Mode-Conversion of a Solar Extreme-Ultraviolet Wave over a Coronal Cavity [SSA]

We report on observations of an extreme-ultraviolet (EUV) wave event in the Sun on 2011 January 13 by \emph{Solar Terrestrial Relations Observatory} (\emph{STEREO}) and \emph{Solar Dynamics Observatory} (\emph{SDO}) in quadrature. Both the trailing edge and the leading edge of the EUV wave front in the north direction are reliably traced, revealing generally compatible propagation velocities in both perspectives and a velocity ratio about 1/3. When the wave front encounters a coronal cavity near the northern polar coronal hole, the trailing edge of the front stops while its leading edge just shows a small gap and extends over the cavity, meanwhile getting significantly decelerated but intensified. We propose that the trailing edge and the leading edge of the northward propagating wave front correspond to a non-wave coronal mass ejection (CME) component and a fast-mode magnetohydrodynamic (MHD) wave component, respectively. The interaction of the fast-mode wave and the coronal cavity may involve a mode conversion process, through which part of the fast-mode wave is converted to a slow-mode wave that is trapped along the magnetic field lines.

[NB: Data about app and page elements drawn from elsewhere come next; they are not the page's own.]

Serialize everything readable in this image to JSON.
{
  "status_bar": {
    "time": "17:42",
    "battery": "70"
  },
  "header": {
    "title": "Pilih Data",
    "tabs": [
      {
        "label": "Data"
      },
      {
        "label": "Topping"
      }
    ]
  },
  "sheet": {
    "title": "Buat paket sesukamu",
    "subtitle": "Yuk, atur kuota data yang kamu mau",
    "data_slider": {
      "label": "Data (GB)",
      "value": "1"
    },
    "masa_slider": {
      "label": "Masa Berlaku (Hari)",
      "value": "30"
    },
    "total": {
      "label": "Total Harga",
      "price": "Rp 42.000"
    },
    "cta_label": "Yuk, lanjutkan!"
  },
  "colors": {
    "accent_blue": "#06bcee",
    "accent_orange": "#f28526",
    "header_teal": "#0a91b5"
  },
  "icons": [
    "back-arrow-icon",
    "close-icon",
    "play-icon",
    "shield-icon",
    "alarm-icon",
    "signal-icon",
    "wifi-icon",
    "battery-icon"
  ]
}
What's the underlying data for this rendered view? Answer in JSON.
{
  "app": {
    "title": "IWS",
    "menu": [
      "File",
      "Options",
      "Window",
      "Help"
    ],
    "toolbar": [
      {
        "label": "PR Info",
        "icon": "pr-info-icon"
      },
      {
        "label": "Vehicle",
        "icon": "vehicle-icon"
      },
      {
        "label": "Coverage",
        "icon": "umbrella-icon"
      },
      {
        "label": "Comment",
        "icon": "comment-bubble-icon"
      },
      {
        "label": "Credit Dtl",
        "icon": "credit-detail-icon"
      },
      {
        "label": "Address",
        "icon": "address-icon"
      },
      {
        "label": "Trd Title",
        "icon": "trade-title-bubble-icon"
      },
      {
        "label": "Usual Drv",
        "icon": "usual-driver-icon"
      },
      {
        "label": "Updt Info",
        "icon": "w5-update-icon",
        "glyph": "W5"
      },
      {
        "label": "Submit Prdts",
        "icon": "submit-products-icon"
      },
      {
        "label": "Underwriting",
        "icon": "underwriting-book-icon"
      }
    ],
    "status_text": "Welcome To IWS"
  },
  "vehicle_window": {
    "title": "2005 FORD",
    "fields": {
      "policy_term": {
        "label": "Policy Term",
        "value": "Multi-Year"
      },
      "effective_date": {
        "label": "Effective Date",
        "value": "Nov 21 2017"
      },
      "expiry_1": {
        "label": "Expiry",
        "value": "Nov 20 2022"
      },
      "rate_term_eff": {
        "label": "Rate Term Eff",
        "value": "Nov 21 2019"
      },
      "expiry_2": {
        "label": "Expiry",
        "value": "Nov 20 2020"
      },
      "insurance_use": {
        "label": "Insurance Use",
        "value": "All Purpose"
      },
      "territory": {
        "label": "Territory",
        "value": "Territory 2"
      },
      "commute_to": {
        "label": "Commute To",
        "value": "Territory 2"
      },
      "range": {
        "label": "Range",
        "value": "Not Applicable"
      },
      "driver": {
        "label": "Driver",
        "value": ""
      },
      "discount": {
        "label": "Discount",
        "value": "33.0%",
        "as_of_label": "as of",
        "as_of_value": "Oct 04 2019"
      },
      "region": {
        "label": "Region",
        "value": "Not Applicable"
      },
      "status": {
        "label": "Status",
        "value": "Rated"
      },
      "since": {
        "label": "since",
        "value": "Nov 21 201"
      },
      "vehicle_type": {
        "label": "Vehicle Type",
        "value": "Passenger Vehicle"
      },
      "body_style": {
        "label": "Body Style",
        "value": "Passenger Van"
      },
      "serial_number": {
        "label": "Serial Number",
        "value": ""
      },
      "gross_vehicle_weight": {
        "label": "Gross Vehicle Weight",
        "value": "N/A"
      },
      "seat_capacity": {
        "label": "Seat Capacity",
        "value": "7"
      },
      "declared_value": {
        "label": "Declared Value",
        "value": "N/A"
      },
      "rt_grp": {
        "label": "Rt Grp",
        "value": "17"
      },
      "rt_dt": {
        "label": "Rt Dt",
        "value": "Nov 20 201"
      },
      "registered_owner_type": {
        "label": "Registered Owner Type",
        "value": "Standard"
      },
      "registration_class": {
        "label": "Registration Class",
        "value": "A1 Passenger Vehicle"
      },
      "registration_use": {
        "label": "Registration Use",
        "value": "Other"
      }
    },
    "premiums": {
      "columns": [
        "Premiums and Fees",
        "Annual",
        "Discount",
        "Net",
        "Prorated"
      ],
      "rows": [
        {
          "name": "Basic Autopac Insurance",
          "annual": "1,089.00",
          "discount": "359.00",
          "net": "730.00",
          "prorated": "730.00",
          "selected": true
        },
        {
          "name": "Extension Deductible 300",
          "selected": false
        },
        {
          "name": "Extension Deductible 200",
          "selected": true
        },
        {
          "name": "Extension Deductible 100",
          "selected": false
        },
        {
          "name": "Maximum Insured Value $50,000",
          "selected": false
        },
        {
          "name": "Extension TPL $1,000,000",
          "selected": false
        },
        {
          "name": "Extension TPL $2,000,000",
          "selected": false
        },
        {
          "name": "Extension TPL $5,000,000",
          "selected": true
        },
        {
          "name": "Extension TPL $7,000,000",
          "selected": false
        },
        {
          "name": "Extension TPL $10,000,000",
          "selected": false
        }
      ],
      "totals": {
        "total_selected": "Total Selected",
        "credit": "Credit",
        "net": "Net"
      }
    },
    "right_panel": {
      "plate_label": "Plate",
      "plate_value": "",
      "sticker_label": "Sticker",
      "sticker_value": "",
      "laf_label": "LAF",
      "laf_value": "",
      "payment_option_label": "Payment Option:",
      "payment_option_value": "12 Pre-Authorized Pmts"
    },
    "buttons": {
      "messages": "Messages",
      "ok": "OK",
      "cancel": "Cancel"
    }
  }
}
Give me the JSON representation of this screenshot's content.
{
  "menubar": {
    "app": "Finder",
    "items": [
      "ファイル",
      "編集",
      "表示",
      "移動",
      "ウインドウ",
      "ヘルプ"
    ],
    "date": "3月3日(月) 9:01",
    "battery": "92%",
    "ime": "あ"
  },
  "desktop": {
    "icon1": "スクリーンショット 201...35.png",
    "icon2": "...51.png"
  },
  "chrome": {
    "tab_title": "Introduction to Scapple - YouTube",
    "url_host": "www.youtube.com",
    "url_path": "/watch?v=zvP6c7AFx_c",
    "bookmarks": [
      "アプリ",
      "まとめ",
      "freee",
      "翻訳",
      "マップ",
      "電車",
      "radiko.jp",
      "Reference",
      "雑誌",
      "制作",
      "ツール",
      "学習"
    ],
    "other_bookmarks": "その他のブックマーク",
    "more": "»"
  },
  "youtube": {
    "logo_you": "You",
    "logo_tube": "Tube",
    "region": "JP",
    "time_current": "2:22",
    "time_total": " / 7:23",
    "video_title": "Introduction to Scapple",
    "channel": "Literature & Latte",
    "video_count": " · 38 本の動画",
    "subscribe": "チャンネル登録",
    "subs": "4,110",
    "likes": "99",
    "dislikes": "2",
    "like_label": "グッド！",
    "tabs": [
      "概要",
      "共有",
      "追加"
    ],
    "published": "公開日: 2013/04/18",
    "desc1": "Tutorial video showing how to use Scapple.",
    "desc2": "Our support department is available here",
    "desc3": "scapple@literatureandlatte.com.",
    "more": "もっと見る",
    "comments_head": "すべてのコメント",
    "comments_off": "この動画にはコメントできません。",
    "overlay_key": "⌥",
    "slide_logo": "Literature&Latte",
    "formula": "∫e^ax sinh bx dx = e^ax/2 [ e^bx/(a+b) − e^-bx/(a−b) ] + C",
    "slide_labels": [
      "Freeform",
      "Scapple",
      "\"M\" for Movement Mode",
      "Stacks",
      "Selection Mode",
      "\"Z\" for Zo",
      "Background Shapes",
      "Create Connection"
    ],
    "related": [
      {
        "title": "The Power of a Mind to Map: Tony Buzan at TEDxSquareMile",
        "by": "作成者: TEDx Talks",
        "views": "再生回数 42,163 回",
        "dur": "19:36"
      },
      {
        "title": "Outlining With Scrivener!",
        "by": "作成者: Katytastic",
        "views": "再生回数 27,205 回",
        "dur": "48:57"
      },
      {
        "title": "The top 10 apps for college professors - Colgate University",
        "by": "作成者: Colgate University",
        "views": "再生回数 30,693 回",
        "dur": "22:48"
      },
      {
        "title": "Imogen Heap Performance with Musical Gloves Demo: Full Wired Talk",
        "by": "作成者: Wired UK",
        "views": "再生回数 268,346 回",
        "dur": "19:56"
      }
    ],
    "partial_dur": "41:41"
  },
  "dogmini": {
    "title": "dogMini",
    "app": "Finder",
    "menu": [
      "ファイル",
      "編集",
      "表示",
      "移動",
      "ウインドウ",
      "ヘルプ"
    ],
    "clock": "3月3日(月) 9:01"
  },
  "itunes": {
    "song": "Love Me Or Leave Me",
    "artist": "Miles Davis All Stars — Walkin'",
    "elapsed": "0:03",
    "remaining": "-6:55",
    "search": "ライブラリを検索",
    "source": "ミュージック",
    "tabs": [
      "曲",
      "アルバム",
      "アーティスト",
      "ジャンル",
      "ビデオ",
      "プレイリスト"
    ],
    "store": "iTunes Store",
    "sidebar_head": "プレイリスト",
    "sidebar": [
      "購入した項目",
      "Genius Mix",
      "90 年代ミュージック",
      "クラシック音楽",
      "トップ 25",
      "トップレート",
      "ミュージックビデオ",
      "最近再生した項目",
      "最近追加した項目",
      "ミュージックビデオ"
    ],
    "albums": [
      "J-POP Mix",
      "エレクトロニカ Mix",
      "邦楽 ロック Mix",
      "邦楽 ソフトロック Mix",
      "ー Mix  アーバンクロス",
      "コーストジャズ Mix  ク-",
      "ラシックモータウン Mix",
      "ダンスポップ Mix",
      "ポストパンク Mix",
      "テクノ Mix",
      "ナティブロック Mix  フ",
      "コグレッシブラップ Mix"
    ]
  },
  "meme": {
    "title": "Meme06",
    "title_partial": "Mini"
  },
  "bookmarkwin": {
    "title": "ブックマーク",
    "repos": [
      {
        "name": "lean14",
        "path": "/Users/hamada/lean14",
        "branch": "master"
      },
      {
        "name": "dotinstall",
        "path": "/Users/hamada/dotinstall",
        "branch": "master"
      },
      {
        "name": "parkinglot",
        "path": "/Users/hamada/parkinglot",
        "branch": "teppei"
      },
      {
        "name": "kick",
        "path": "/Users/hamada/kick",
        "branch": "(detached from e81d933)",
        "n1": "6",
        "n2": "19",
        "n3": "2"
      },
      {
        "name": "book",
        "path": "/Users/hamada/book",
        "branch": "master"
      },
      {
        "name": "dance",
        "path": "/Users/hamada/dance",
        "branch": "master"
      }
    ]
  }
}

This scenario can reasonably account for the unusual behavior of the wave front over the coronal cavity.

Read this paper on arXiv…

W. Zong and Y. Dai
Wed, 28 Dec 16

Comments: 13 pages, 5 figures, accepted for publication in ApJL